Exercise goal:
Examine each line of the data. Copy those that contain the string "name".

Given data:
*** Block opens ***

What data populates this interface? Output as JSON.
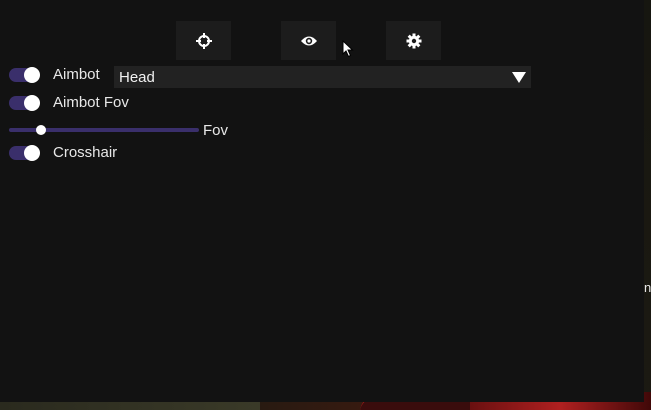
{
  "menu": {
    "tabs": [
      {
        "id": "aim",
        "icon": "crosshair-target-icon"
      },
      {
        "id": "visuals",
        "icon": "eye-icon"
      },
      {
        "id": "settings",
        "icon": "gear-icon"
      }
    ],
    "aimbot": {
      "label": "Aimbot",
      "enabled": true
    },
    "aimbot_target": {
      "selected": "Head"
    },
    "aimbot_fov": {
      "label": "Aimbot Fov",
      "enabled": true
    },
    "fov_slider": {
      "label": "Fov",
      "value_fraction": 0.15
    },
    "crosshair": {
      "label": "Crosshair",
      "enabled": true
    }
  },
  "game": {
    "edge_text": "n"
  },
  "colors": {
    "panel": "#121212",
    "tab_bg": "#1c1c1c",
    "accent": "#3a2f6b",
    "text": "#e8e8e8"
  }
}
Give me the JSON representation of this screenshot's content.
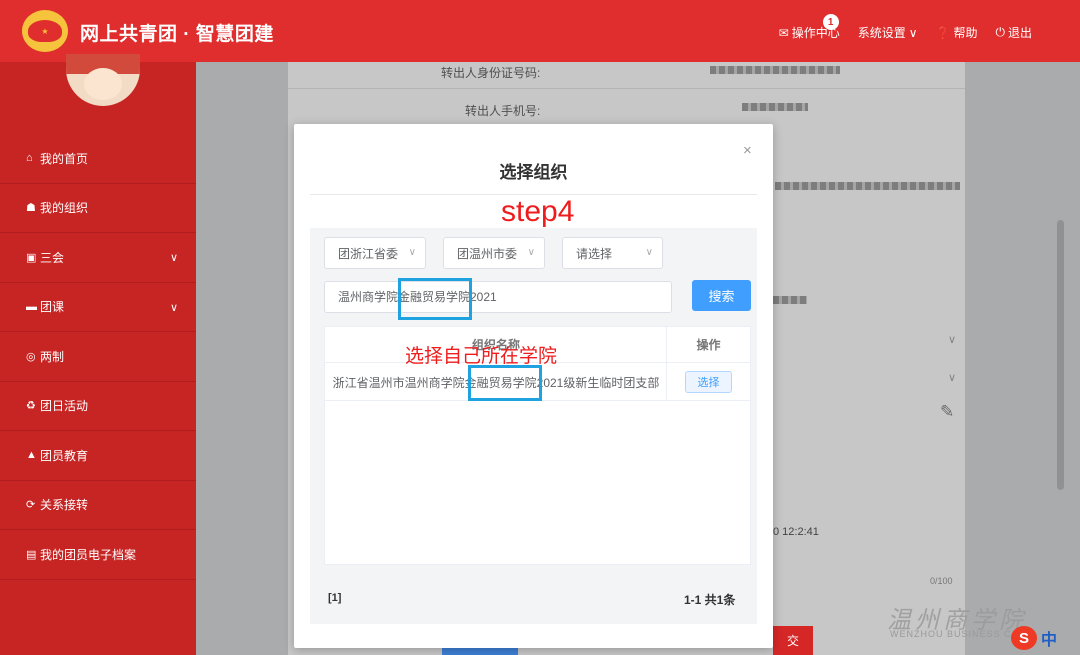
{
  "header": {
    "title": "网上共青团 · 智慧团建",
    "nav": {
      "operations": "操作中心",
      "operations_badge": "1",
      "settings": "系统设置",
      "help": "帮助",
      "logout": "退出"
    }
  },
  "sidebar": {
    "items": [
      {
        "label": "我的首页",
        "icon": "home-icon"
      },
      {
        "label": "我的组织",
        "icon": "group-icon"
      },
      {
        "label": "三会",
        "icon": "calendar-icon",
        "expandable": true
      },
      {
        "label": "团课",
        "icon": "folder-icon",
        "expandable": true
      },
      {
        "label": "两制",
        "icon": "circle-icon"
      },
      {
        "label": "团日活动",
        "icon": "recycle-icon"
      },
      {
        "label": "团员教育",
        "icon": "graduation-cap-icon"
      },
      {
        "label": "关系接转",
        "icon": "refresh-icon"
      },
      {
        "label": "我的团员电子档案",
        "icon": "file-icon"
      }
    ]
  },
  "background_form": {
    "id_label": "转出人身份证号码:",
    "phone_label": "转出人手机号:",
    "timestamp_fragment": "0 12:2:41",
    "counter": "0/100",
    "submit_fragment": "交"
  },
  "modal": {
    "title": "选择组织",
    "close": "×",
    "filters": {
      "province": "团浙江省委",
      "city": "团温州市委",
      "third": "请选择"
    },
    "search": {
      "value": "温州商学院金融贸易学院2021",
      "button": "搜索"
    },
    "table": {
      "columns": [
        "组织名称",
        "操作"
      ],
      "rows": [
        {
          "name": "浙江省温州市温州商学院金融贸易学院2021级新生临时团支部",
          "action": "选择"
        }
      ]
    },
    "pagination": {
      "pages": "[1]",
      "summary": "1-1  共1条"
    }
  },
  "annotations": {
    "step": "step4",
    "instruction": "选择自己所在学院",
    "color": "#ee1c1c",
    "box_color": "#1ea2e0"
  },
  "watermark": {
    "name": "温州商学院",
    "sub": "WENZHOU BUSINESS C",
    "ime_logo": "S",
    "ime_lang": "中"
  }
}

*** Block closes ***

Result for this exercise:
          "name": "浙江省温州市温州商学院金融贸易学院2021级新生临时团支部",
    "name": "温州商学院",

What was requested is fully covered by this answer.